If you believe your baby was injured as the result of a medical professional’s negligence, contact Laura Brown at Brown Trial Firm. Laura has dedicated her practice to advocating for children who have suffered birth injuries, serving families nationwide. She’ll investigate the truth and help you get the compensation you need to pay for the long-term medical care your child needs. Contact her today for your free consultation.
- Cerebral Palsy
- Caput Succedaneum and Cephalohematoma
- Neonatal Intracranial Hemorrhage (Childbirth Brain Bleeds)
- Hydrocephalus (Extra Fluid in the Brain Cavity)
- Cervical Dystonia
- Hemiplegia (Brain or Spinal Cord Injury)
- Hemorrhagic Stroke
- Neonatal Stroke
- Periventricular Leukomalacia (PVL) Brain Injury
- Infant Seizures
- Spastic Diplegia (Spasticity in the Legs)
- Top Risks for Birth Injuries
- Fetal Alcohol Syndrome
- G-Tubes for Newborns
- Medical Errors
- Cesarean Section & Birth Injury
- Negligence in Brain Cooling Treatment
- Craniosacral Therapy
- Occupational Therapy
- Speech Therapy
- Transition From Pediatric to Adult Healthcare
- Surgical Options for Spastic Cerebral Palsy
- Fetal Intolerance to Labor
- Jaundice (Kernicterus)
- Breech Position
- Placental Complications
- Placental Problems
- Umbilical Cord Problems
- Uterine Rupture
- Cervical Incompetence (Insufficiency)
- Blighted Ovum
- Necrotizing Enterocolitis (NEC) - Intestinal Inflammation
- Cephalopelvic Disproportion
- Meconium Aspiration Syndrome
- Amniotic Fluid Embolism
- Birth Injury from Premature Delivery
- Developmental Delays
- Abnormal Cord Insertion
- Infections at Birth
- Chorioamnionitis Bacterial Infection
- Premature birth
- Oxygen Deprivation
- Birth-Acquired Herpes
- Placenta Previa
- Placental Abruption
- Mismanaged Fetal Malposition
- Rapid Labor
- Obesity Related Birth Injuries

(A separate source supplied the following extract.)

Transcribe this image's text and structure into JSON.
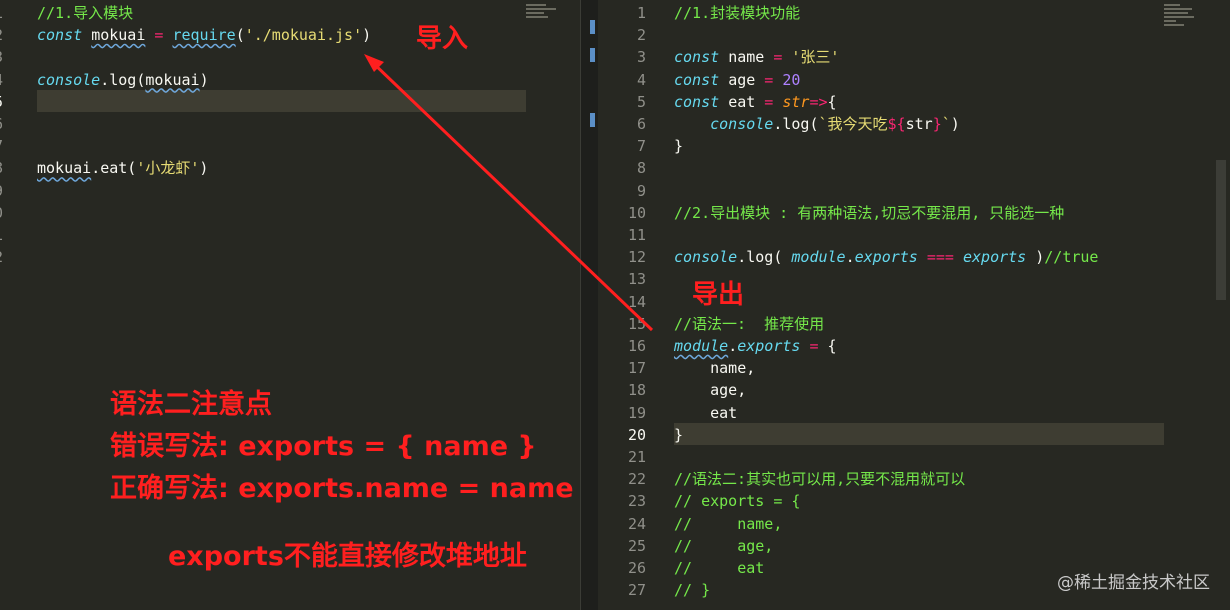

- Intrauterine Growth Restriction
- Blood Clots During Pregnancy
- Ectopic Pregnancy Misdiagnosis
- Myths & Facts About Birth Injuries
- Bacterial Vaginosis
- Gestational Diabetes
- Maternal Mortality Risk
- Oligohydramnios (Low Amniotic Fluid)
- Infections During Pregnancy
- Excessive Bleeding During Pregnancy